It was a great an unexpected moment – in Bakersfield, California. Great, almost moving, because I know the feeling of finally being “seen” after being invisible in society – any member of a vulnerable or underrepresented group knows this feeling.
I am reminded by the book “A Fortunate Man,” written in 1967 (!) about a primary care physician in England (see my review of it here, a must read for doctors). In it, the history of medicine and physicians is discussed, and one of the most important roles of physicians in society is to make people feel “comparable to themselves” when it seems they may not be, because of an illness or other condition:
He does more than treat them when they are ill; he is the objective witness of their lives. They seldom refer to him as a witness…that is why I chose the rather humble word clerk: the clerk of their records.
With regard to Bakersfield, usually the most great and unexpected things occur in the places that people don’t think about as much. The same feeling of greatness is true for the family medicine I saw practiced here, except maybe I’d say expectedly great 🙂 . Michelle happens to be the Diversity and Inclusion Leader as well as the Wellness Champion for the Kern County Service Area. And, the incoming President of the California Academy of Family Physicians – hence, the expected and observed greatness.
As of 2017, this type of accessibility for all human beings is required by California State Law (see: OSHPD Issues Guidance on All-Gender Toilet Facilities – California Hospital Association), so these signs should not be an uncommon occurence moving forward. Note that these should not be understood to be restrooms for people who are transgender, nor should the needs of people who are transgender or gender non-conforming be framed around bathroom access. This handy publication helps with that understanding: (see: Just Read: Debunking the “Bathroom Bill” Myth: Accurate Reporting on Nondiscrimination – A Guide for Journalists).
In the meantime, this week’s photograph shows that the world is learning to love better, and the part of the world that should be leading the most, health care, is doing its share.
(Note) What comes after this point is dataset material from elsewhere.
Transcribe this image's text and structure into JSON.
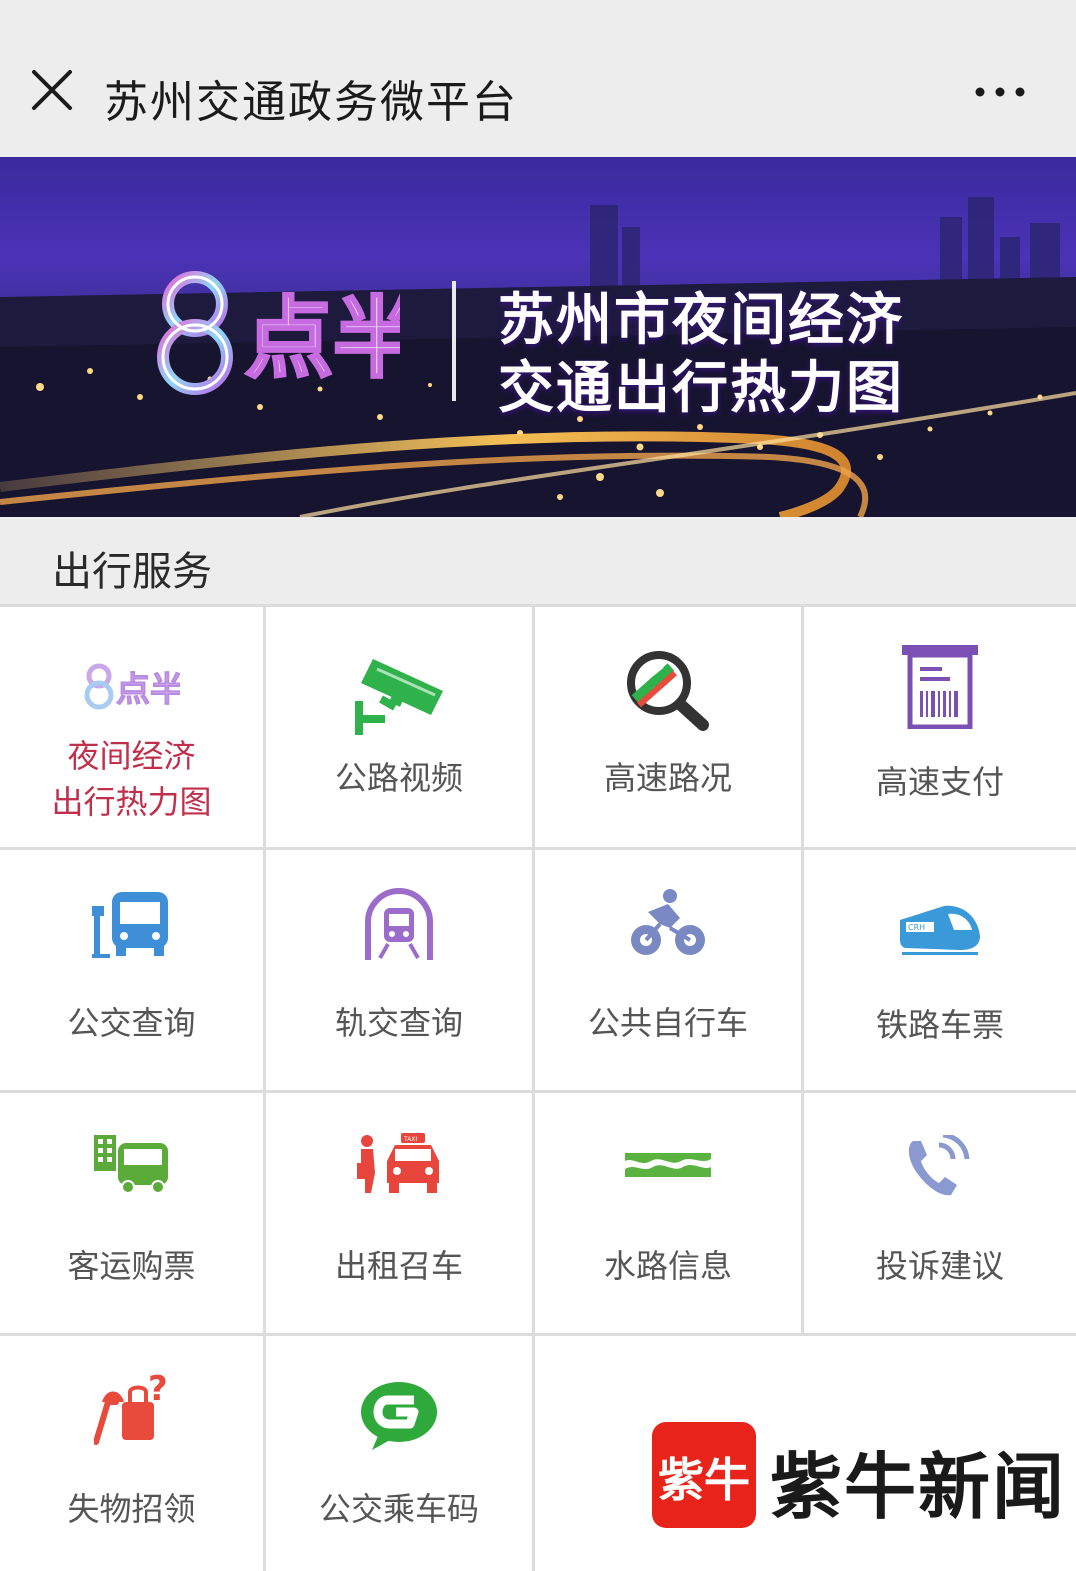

Thanks to Michelle, her team, and her service area for showing me.
Additional photos from my visit below – can you tell I was very impressed with the innovation here…